Flashy Feathers AND a Great Song? Yep, It's Possible After All

New study challenges long-held belief that birds only have one flashy trait.

You can either have colorful feathers or a complex song, but not both. Or so scientists have long believed when it comes to birds. Now, new research shows that some birds can, in fact, have it all.

The long-held "trade-off" theory goes that bright feathers and complicated songs, both strategies males use to impress the ladies, take a lot of energy to develop—and anyway, female birds tend to prefer just one showy trait in a partner. As long as the gals don't care, it's most cost-effective for guys to excel at just one trait.

But researchers from San Diego State University analyzed data from more than 300 tanager species—one of the most diverse groups of songbirds in the world—and found no relationship between song and plumage complexity, they reported recently in Proceedings of the Royal Society B: Biological Sciences. It seems the two traits evolved independently from one another, meaning tanagers can have all kinds of combinations of the two: complex song only, flashy feathers only, neither, or—yes—both.

"It could be that what is costly in one species might not be costly in another species," says Nick Mason, lead author on the paper. But it could also be that these trade-offs only occur on a smaller scale when it comes to tanagers. When the researchers zoomed in on certain sub-families, they found that plumage and song complexity seemed to be linked, whereas the patterns dissolved when they considered the birds as a complete family. "I think what our results really show is that this constraint doesn't really exist at the largest, macroevolutionary scale," Mason says. Trade-offs could still be a factor at the sub-family or even genus levels, he adds.

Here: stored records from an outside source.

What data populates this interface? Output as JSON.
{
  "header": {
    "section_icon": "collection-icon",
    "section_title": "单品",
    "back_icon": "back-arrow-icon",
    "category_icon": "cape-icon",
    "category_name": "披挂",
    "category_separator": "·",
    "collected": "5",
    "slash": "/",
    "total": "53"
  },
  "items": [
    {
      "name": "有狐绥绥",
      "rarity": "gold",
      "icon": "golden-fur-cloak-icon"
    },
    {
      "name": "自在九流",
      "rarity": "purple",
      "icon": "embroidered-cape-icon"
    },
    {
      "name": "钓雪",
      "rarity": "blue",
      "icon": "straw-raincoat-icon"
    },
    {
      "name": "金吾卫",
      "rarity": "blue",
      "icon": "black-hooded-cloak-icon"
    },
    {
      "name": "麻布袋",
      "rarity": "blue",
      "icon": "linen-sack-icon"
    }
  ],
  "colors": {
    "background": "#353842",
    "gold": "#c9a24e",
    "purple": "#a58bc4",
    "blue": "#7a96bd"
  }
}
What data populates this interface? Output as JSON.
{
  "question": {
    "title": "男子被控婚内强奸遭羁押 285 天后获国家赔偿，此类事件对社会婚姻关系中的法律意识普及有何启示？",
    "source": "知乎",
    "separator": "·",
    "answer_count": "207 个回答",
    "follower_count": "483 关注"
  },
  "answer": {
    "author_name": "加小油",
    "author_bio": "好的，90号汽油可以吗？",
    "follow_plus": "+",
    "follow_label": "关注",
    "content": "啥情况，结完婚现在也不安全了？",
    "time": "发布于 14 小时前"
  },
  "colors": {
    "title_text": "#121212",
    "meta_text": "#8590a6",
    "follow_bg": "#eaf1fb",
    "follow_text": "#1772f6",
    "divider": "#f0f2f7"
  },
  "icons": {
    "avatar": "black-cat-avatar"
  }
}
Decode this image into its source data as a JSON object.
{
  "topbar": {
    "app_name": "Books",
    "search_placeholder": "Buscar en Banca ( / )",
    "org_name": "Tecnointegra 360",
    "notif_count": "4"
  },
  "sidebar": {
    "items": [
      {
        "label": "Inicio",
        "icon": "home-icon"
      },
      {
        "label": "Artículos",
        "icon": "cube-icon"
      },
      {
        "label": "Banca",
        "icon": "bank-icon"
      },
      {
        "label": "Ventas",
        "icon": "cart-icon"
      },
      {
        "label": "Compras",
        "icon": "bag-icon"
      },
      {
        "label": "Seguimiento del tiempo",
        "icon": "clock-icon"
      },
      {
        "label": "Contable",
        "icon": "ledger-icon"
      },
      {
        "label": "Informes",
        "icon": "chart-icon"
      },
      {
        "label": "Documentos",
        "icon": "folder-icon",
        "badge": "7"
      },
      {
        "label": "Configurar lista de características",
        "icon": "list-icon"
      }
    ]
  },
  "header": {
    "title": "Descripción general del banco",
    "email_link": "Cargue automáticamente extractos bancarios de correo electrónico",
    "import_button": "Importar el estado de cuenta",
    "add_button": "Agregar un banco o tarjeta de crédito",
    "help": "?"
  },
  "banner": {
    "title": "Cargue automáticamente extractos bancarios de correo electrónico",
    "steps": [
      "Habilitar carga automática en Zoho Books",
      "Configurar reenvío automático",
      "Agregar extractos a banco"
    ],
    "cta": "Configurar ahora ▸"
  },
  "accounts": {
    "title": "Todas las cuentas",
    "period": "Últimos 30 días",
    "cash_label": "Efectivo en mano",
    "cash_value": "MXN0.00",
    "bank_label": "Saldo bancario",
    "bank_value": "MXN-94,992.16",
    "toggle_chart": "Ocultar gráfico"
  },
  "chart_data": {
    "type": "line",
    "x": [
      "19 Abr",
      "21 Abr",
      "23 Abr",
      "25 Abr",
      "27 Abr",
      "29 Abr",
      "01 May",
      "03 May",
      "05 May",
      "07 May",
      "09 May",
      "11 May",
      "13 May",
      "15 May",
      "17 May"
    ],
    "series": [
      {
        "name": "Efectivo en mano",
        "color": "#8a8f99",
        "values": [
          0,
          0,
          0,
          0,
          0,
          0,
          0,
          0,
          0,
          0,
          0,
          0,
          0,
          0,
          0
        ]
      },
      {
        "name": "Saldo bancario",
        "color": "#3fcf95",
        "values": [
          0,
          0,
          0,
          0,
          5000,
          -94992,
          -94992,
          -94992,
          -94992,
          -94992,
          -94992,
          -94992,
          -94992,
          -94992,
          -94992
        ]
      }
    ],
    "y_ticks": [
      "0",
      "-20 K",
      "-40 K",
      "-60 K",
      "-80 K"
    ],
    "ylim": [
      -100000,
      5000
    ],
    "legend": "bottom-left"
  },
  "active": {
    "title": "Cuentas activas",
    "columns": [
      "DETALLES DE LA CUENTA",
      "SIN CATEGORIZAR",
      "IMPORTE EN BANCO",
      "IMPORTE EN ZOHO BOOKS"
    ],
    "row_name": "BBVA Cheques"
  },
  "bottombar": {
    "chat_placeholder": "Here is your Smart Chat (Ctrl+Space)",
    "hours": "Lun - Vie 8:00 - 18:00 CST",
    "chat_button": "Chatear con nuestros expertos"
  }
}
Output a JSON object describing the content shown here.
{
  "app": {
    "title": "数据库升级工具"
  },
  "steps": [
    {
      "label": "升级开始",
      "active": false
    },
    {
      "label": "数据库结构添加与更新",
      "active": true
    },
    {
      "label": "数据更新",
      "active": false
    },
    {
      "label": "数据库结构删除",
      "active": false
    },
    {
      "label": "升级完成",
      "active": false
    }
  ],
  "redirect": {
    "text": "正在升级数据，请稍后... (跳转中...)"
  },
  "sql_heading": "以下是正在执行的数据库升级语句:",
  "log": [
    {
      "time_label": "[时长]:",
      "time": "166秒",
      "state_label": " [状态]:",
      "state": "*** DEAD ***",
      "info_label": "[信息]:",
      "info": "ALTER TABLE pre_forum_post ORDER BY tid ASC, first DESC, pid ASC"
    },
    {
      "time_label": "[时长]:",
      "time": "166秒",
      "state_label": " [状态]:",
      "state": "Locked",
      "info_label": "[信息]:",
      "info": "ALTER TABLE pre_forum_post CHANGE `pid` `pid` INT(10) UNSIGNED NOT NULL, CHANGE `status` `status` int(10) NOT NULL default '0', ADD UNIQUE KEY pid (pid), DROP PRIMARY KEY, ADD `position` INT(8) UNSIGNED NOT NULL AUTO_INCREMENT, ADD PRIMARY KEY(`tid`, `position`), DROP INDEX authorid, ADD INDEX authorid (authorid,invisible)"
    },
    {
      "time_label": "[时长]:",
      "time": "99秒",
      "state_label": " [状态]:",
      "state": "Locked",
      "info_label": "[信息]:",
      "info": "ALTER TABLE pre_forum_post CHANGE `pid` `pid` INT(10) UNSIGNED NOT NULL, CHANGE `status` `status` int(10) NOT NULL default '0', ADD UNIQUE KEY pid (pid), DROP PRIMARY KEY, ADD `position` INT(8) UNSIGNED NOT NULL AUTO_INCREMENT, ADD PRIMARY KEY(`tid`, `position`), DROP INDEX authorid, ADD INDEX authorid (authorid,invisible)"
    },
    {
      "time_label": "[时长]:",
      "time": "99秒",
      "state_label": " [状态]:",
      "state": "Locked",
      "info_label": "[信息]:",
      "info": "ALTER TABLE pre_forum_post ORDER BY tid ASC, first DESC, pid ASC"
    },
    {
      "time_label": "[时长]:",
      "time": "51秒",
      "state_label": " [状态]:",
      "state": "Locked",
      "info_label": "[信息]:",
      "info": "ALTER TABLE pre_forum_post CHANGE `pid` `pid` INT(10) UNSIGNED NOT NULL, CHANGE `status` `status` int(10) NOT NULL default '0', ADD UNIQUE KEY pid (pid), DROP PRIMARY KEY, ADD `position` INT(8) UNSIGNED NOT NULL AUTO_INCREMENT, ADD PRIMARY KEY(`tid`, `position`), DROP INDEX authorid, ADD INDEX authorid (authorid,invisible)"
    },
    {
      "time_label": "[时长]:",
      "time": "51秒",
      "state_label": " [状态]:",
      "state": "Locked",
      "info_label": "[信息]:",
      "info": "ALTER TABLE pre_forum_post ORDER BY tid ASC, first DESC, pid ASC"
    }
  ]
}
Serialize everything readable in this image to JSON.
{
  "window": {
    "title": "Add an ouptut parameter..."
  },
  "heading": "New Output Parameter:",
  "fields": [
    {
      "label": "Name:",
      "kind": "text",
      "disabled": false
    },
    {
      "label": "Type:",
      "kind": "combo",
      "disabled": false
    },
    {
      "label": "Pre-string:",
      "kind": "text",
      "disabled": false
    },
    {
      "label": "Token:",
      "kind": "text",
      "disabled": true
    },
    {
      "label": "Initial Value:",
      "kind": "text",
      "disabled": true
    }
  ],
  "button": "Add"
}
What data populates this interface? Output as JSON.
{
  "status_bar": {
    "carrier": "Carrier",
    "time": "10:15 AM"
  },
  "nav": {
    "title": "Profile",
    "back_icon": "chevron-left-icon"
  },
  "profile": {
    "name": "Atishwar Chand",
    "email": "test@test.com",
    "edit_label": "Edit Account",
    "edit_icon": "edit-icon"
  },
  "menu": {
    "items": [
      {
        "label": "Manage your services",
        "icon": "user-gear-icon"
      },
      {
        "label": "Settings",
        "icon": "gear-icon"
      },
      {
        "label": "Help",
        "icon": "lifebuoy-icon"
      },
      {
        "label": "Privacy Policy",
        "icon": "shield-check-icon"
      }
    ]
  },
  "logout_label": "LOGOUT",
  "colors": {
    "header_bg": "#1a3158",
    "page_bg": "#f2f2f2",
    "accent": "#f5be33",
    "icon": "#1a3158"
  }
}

As an added plus of the study, the fabulous birders at the Cornell Lab of Ornithology used the researchers' data on plumage and song complexity to publish top-10 lists of the tanagers with the most—and least—complex songs and feathers, which we're including below.  Check out Cornell's post here for more information.  

Most complex plumage

1. Paradise Tanager
2. Opal-rumped Tanager
3. Glistening-green Tanager
4. Blue-winged Mountain-Tanager
5. Golden-hooded Tanager
6. Green-headed Tanager
7. Black-chested Mountain-Tanager
8. Opal-crowned Tanager
9. Grass-green Tanager
10. Black-chinned Mountain-Tanager

Most complex songs

1. Merida Flowerpiercer
2. Chestnut-bellied Flowerpiercer
3. Slaty-backed Hemispingus
4. Masked Flowerpiercer
5. Rufous-browed Hemispingus
6. Gray-bellied Flowerpiercer
7. Bananaquit
8. Lacrimose Mountain-Tanager
9. Drab Hemispingus
10. Plushcap

Check out the chestnut-bellied flowerpiercer's intricate song:


[Recording by Jeremy Minns]

Simplest plumage

1. Black Flowerpiercer
2. Sooty Grassquit
3. Large Cactus-Finch (one of the Darwin’s finches!)
4. Black-throated Grosbeak
5. Carbonated Sierra-Finch
6. White-shouldered Tanager
7. Variable Seedeater
8. Small Ground-Finch  (one of the Darwin’s finches!)
9. Plumbeous Sierra-Finch
10. Slaty Finch

Simplest songs  

1. White-bellied Seedeater
2. Yellow-winged Tanager
3. Black-winged Saltator
4. Buff-breasted Mountain-Tanager
5. Red-crested Cardinal
6. Paramo Seedeater
7. Slate-colored Grosbeak
8. Black-throated Grosbeak
9. Brazilian Tanager
10. Chestnut-bellied Mountain-Tanager

Listen to the white-bellied seedeater's simple song:


[Recording by Jeremy Minns]